bread

© Kelvin M. Knight

“It’s my year to choose our wedding anniversary theme so just put on a happy face.”

“We weren’t married until 1980. How about a band from then?”

“Hush. We met in high school in 1973. This was their big album that year.”

“It ruined the senior prom.”

Jean pressed “play” and the vintage CD stereo begin soft sounds of “Make it with you.” She took his hand. He pulled her close. They danced.

“Not bad, eh lover?”

“Never bad with you, Baby.”

He still thought the band Bread was awful but after all, it’s the things you do for love that count.

I wrote this for the Rochelle Wisoff-Fields photo writing challenge. The idea is to use the image above as a prompt to write a piece of flash fiction no more than 100 words long. After a lot of editing, I got my submission down to 100.

I admit that I found the photo far too schmaltzy for my tastes, but while I was cooking breakfast, I had an epiphany. Yes, I too can’t stand that 1970s band, but a piece of bread with a heart cut out in the center seems to describe them perfectly. Oh, in 1973, their hit album really was The Best of Bread and the lead track on side one was Make It with You.

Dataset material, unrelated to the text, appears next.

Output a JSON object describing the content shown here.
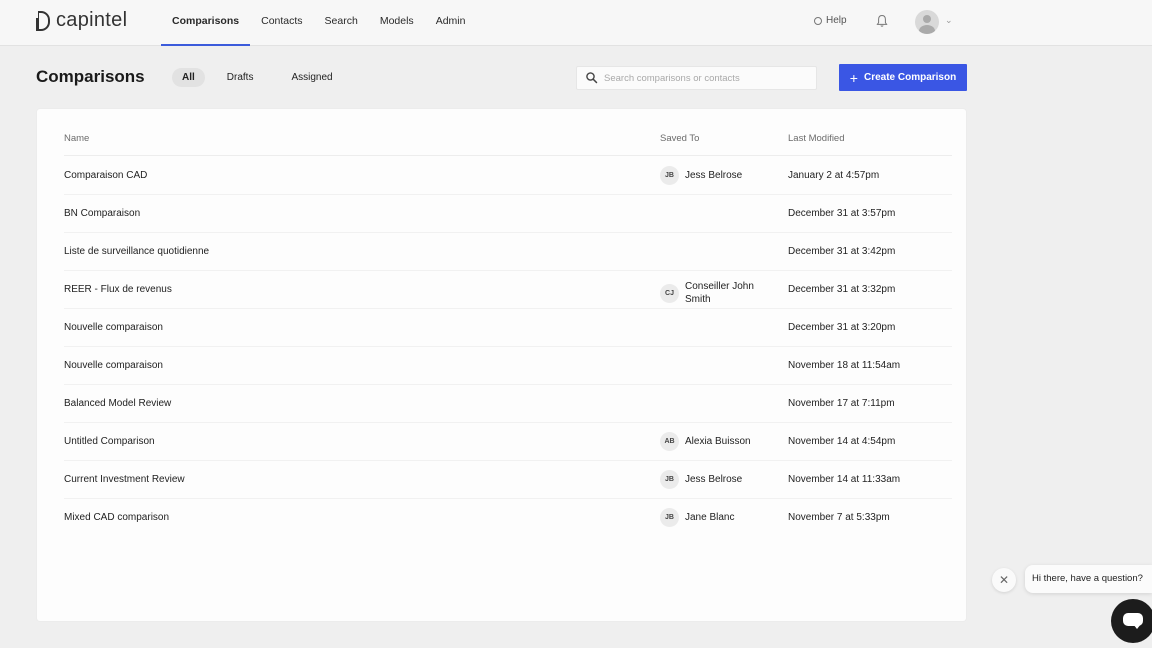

To read other stories inspired by the prompt, go to InLinkz.com.